We recommend that a single, confirmed incident of sexual harassment trigger a well-defined process that involves the medical staff and hospital taking immediate and appropriate action to address the conduct and to prevent it from reoccurring.  For example, a personal meeting should be held with at least two members of the professionalism committee (or similar committee) to discuss the incident.  If the physician acknowledges that the incident occurred and agrees not to repeat the conduct, the physician is sent a formal letter of admonition and warning that is placed in his or her file.  The letter should set forth any additional actions or conditions imposed on the physician’s continued practice at the hospital which result from the meeting.  If the physician refuses to acknowledge the confirmed incident of sexual harassment or there are confirmed reports of retaliation, the matter should be immediately referred to the Medical Executive Committee to conduct a review consistent with the credentials policy or bylaws.  A well-defined process which incorporates these details demonstrates the hospital’s efforts to address any incidents of sexual harassment and attempts to prevent them from occurring again, minimizing the risk of the hospital being held liable in court.
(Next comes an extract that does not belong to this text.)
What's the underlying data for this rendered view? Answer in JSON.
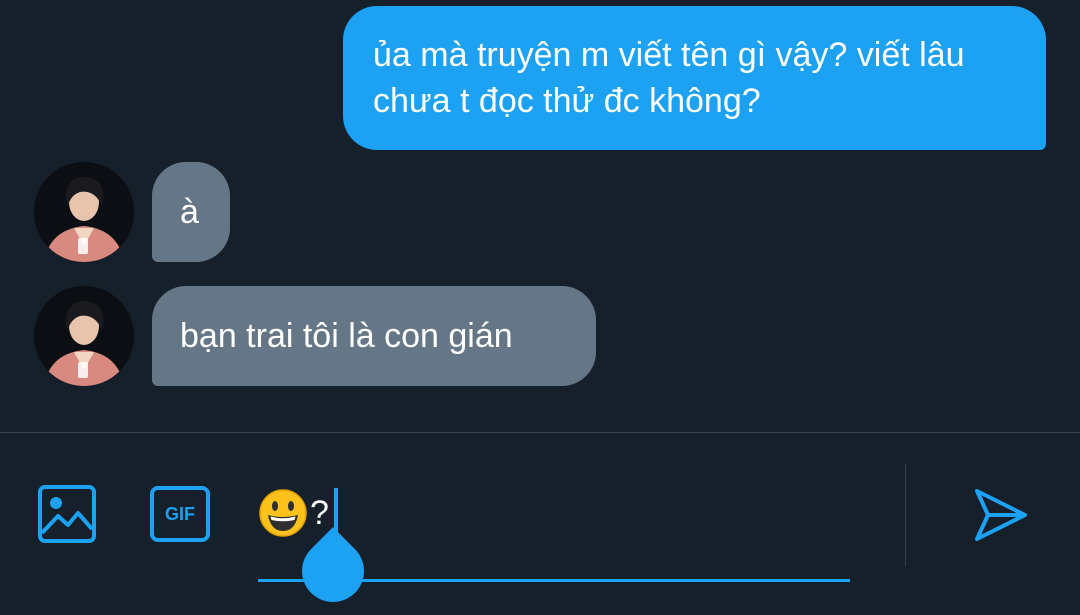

June 18, 2015

QUESTION:        I was recently appointed as chair of a medical staff committee and am very happy, but I just realized that instead of merely attending meetings, I’ll have to run them, so I’m also extremely nervous. Help!!!

ANSWER:          An efficient meeting is the key to making it an effective meeting, and running a meeting is hard work. Here are some tips:

Tip #1. Start on time. This is one of the most important tips. If a meeting isn’t started on time, chances are it won’t end on time, and that has consequences which we’ll discuss below. If a meeting always starts on time, the attendees will more than likely be there on time, since no one likes to walk into a meeting late, and being late disrupts the meeting.

Tip #2. Limit the conversation. What “limit the conversation” means is that if a couple of attendees in the room are making the same point, over and over again, that’s unproductive, so the chair should step in and say “Ok, any other points of view that we haven’t discussed yet?” Also, if a discussion “drifts,” the chair should step in and restate the purpose of the discussion. This can be hard to do, but it is a skill that needs to be developed. Otherwise, the participants start thinking the meeting is a waste of time, and the downward spiral begins.

Tip #3. Take an issue off-line. There are times when a meeting is getting bogged down because no one has the information needed to make a decision. For example, is the bylaws revision being discussed a Joint Commission Standard? A best practice? If no one knows for sure, further discussion will not help the committee make a decision, so that issue should be taken off the agenda until the next meeting, to research the issue.

Another reason to take an issue off the agenda is when there are so many conflicting points of view that the issue won’t be able to be resolved at the meeting. The chair knows that no matter how much more discussion there is, the issue won’t be resolved. So, the chair should stop the discussion, and maybe appoint a small group to investigate or research the issue, then bring the results back to the committee.

Tip #4. End on time. This is the most important tip. If a meeting is to end at 8:30 a.m., end the meeting. Although some attendees don’t mind going over, others will start thinking about work that needs to be done, or another meeting to go to, or an appointment to make – focus is lost. A meeting that runs on and on and on isn’t efficient and becomes much less effective as time goes on. Also, not ending on time affects meeting attendance. If an attendee knows that the meeting always goes over, he or she is less likely to attend the meeting.

Sometimes agendas are just too full, or there may have been too much discussion on one issue, etc. – that happens. But, instead of plowing on through with more and more disinterested attendees as each minute ticks by, just end the meeting, and hold those agenda items over for the next meeting. The exception is if the issue is of critical importance, but that will be few and far between.